My second novel, Disintegration, came about after I took a class with Jack Ketchum (RIP, brother) where he asked us to write about our worst fears. When writing horror or thrillers, tapping into your own personal demons, worst nightmares, ongoing fears, and sensitive triggers can lead to a deeply personal story on the page. I went down that rabbithole—a man seeing his wife and kids killed in a car accident right in front of him, his life shattering in an instant. It turned into Dexter meets Falling Down. This story was so intense—essentially me trying on the skin of a man who has lost it all, descended into madness, killing the really bad people, as the only way to find justice in a chaotic world—that I broke down and cried when I was done. Writing the last 40,000 words in a feverous rage, I had lived it vicariously. It was a visceral experience that shook me to my core.
Passion for your work can keep you up at night doing research, losing all track of time in order to understand the subjects, themes, and topics in your work. For my third novel, Breaker, I wanted to see if a serial killer is made or born—or some combination. I wanted to figure out if his fate could be changed, or if he was destined to be a monster.
It started with a man in a white van, then turned into a touching story about a behemoth named Ray who makes his living in underground “fight clubs.” Ray also watches out for the girl next door, who is battling her own demons—local gangs, absent parents, and that roaming predator. I wanted this story to be a mix of Boo Radley in To Kill a Mockingbird, John Coffey in The Green Mile, and Lenny in Of Mice and Men, with a sprinkling of Leon: The Professional.
One complication that arose was the POV of the neighbor, Natalie. I couldn’t do a split narrative, as she was much more sympathetic than the protagonist and would take over the book. I had it go four chapters with Ray, then one with Natalie. I also shifted from first person to third. This allowed her more authority in her scenes, and gave Ray more intimate moments, the internal stories his complex character needed.
Not only was I passionate about this story, fascinated by the details, but it also turned out to be fairly complex in nature—across plot, structure, theme, and emotion. Breaker was a novel from the get-go.
If your story is relatively simple, has an experimental format, isn’t very personal, or something you’re knowledgeable about—then you are probably headed for shorter work—flash fiction or short stories. You still need emotion, character, conflict, setting, and resolution—all the things required for longer work.
If it is a deep, complex story with a large cast, multiple narratives, and of a personal nature, something you’re passionate to write about—you may have a novella, or a novel, on your hands. Maybe even a series.

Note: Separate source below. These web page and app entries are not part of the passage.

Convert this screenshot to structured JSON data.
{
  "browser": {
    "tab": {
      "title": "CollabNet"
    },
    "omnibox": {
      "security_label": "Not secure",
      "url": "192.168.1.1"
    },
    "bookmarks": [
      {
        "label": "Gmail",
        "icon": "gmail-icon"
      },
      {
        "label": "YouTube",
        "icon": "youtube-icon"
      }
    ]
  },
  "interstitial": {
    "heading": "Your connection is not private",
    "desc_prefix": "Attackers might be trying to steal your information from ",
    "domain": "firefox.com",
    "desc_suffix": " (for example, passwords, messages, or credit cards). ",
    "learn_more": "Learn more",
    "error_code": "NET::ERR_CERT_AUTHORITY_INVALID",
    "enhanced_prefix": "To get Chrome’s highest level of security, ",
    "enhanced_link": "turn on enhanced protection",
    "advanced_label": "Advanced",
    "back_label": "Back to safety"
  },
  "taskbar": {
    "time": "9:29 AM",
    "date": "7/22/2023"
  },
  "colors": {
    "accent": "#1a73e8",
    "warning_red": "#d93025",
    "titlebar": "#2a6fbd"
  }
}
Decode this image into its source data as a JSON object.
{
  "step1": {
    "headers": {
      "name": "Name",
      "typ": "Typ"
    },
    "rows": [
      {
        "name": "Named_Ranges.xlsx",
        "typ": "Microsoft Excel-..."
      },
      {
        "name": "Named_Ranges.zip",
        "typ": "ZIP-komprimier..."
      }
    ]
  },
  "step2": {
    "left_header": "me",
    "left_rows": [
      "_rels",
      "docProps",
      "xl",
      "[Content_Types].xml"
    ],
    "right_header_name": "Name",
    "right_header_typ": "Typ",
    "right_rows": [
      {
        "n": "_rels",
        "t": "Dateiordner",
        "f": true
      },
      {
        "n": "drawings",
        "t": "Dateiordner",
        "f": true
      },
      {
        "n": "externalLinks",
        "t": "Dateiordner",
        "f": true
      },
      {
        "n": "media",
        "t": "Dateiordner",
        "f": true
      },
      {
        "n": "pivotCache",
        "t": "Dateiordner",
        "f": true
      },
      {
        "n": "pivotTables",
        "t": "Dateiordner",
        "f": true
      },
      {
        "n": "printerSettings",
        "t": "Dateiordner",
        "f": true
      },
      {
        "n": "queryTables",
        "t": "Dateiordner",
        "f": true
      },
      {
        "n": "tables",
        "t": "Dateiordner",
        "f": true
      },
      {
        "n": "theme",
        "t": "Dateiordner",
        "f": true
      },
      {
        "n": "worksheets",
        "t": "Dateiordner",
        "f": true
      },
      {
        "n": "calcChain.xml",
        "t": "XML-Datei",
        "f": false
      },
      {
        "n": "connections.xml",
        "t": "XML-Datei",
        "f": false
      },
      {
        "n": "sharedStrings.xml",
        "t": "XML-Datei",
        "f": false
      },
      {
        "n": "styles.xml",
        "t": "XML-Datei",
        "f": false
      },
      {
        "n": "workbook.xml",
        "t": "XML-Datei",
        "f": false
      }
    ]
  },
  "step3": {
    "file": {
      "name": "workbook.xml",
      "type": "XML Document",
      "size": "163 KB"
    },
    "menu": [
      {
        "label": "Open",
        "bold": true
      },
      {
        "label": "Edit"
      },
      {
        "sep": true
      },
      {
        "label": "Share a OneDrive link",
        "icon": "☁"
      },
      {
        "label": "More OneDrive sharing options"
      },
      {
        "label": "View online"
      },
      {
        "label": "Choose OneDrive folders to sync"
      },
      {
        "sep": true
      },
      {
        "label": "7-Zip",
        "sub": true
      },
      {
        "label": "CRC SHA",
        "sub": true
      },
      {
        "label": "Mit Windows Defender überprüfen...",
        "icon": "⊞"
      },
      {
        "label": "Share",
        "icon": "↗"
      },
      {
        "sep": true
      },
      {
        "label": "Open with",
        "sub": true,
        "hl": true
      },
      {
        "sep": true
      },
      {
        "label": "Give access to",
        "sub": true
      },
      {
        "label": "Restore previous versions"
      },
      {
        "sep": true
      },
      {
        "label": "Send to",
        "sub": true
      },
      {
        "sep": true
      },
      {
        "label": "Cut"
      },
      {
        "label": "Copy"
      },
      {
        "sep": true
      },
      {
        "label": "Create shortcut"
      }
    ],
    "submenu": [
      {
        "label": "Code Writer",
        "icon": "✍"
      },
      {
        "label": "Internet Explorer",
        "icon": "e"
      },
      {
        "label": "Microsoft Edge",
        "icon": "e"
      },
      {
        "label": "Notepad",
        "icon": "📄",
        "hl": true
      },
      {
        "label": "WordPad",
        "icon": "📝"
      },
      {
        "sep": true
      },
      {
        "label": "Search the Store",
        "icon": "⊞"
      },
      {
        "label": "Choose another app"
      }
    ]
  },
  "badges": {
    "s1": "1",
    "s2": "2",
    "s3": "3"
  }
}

Searching your heart, you should be able to figure out the length of your story. But whatever its word count, put blood, sweat, and tears on the page.
Richard Thomas is the author of seven books, including Disintegration and Tribulations. The author of more than 140 stories, published in Cemetery Dance, among many other places. He has been nominated for the Bram Stoker, the Shirley Jackson, and an award from the International Thriller Writers. He was the editor of four anthologies. In his spare time, he writes for Lit Reactor and is Editor-in-Chief at Gamut Magazine.